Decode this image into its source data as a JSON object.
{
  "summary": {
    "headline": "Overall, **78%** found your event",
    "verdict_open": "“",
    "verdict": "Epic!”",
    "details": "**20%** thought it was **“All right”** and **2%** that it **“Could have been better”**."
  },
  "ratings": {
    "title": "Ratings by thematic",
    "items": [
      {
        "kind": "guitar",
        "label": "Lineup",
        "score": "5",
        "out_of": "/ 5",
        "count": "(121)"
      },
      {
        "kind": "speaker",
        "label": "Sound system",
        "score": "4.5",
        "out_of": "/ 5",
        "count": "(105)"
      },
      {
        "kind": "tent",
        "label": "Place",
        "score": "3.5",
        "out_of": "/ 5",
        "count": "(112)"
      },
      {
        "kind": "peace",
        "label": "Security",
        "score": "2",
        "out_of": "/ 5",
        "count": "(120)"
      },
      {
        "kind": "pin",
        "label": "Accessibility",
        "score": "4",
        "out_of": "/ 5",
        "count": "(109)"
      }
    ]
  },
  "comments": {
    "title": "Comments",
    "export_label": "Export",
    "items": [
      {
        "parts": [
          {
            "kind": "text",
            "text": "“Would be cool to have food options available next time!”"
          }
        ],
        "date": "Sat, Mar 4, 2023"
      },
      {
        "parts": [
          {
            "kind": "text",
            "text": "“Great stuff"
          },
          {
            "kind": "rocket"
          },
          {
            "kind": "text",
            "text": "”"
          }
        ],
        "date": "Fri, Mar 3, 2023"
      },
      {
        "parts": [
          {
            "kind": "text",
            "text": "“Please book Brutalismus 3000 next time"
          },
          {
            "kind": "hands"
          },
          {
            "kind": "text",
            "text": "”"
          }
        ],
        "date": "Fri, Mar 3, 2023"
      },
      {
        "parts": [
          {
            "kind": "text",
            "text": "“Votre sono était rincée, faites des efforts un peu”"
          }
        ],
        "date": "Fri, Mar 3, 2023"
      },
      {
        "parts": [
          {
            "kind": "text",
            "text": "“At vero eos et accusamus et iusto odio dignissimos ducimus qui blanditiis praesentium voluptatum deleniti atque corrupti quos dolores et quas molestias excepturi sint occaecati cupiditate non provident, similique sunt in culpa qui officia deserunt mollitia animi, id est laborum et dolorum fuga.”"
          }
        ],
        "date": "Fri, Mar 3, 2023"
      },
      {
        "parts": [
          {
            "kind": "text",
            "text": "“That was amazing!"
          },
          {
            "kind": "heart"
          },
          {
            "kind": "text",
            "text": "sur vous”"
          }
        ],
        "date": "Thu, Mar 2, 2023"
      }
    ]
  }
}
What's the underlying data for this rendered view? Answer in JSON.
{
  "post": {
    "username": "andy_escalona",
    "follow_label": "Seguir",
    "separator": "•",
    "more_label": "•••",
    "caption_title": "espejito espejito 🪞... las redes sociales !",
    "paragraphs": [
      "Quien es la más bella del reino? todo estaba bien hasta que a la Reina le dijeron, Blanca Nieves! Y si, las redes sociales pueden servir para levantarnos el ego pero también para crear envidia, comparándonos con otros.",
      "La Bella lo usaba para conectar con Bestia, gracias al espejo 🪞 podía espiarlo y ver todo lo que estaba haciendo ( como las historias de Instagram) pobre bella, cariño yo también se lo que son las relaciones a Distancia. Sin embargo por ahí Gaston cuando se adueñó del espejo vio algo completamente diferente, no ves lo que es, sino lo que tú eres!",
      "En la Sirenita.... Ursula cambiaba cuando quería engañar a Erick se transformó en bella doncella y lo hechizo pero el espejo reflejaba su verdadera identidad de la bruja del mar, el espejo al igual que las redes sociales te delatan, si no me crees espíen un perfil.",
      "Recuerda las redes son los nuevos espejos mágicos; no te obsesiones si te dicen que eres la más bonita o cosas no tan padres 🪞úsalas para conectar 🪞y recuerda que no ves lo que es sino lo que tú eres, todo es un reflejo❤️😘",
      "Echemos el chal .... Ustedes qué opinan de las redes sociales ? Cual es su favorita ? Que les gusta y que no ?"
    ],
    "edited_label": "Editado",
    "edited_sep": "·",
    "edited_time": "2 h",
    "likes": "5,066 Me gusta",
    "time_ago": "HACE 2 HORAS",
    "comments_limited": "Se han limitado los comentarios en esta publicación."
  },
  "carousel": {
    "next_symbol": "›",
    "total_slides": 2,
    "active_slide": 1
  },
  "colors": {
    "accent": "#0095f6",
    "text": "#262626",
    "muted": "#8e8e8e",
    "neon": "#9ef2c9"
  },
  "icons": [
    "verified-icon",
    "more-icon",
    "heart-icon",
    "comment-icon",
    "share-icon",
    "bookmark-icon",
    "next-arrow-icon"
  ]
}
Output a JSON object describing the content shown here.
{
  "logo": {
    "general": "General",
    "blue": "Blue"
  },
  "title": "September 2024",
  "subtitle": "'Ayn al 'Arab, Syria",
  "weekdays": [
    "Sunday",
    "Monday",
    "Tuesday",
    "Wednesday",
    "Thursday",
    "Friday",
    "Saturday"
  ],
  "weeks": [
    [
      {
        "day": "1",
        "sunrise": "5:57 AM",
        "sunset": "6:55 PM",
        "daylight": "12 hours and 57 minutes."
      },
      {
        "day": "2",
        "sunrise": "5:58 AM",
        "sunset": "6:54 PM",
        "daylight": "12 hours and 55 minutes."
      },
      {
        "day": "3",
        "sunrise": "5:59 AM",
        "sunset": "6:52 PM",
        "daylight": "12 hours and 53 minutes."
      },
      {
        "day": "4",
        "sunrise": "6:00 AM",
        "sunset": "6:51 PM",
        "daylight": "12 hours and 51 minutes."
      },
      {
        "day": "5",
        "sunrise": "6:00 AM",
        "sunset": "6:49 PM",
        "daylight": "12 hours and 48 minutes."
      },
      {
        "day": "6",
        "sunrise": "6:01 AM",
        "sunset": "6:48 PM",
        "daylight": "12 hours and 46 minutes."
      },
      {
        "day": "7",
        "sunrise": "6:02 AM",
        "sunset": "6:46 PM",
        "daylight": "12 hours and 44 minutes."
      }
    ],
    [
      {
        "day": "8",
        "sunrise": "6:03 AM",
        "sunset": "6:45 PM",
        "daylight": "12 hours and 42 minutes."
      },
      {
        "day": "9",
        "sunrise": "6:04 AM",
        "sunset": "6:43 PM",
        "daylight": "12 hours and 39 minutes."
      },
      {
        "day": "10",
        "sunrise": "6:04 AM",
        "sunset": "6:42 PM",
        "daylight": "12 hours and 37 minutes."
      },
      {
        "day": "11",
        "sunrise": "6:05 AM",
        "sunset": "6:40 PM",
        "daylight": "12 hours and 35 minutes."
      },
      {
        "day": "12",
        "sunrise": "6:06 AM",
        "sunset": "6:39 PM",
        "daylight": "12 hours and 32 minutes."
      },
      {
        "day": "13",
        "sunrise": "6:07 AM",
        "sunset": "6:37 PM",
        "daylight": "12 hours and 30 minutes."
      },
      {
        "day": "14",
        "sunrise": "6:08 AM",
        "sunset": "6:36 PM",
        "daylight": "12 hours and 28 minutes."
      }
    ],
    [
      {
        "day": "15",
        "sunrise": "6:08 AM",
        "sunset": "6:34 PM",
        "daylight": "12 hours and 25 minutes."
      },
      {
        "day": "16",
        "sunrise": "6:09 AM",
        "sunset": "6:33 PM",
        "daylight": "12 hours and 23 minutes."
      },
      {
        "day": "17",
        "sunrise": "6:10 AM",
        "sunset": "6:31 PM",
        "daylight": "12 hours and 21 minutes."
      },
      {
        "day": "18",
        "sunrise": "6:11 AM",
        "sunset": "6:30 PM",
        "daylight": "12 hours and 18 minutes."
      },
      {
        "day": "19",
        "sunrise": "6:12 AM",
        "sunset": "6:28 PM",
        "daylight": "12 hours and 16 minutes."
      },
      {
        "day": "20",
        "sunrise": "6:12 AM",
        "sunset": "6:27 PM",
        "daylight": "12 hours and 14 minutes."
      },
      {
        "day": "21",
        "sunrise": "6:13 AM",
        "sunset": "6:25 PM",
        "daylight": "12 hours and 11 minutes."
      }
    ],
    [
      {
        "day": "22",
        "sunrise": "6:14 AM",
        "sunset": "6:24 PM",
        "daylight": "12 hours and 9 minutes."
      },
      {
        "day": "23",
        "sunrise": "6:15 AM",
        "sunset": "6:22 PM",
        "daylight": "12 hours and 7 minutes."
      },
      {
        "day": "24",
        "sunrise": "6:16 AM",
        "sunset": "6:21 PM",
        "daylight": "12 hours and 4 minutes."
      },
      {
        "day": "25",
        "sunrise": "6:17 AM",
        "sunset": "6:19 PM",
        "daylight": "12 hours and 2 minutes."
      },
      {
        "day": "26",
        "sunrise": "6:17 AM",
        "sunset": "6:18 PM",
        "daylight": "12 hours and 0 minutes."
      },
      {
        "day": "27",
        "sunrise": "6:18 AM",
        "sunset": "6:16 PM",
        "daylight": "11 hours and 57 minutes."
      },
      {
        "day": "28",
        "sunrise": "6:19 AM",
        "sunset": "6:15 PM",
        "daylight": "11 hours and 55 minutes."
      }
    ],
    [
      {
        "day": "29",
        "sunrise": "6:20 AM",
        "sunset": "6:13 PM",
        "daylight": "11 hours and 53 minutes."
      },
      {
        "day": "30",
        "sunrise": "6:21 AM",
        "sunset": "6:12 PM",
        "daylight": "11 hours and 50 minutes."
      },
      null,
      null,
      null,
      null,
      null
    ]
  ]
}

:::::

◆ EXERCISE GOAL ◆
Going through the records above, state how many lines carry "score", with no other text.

◆ SOLUTION BELOW ◆
5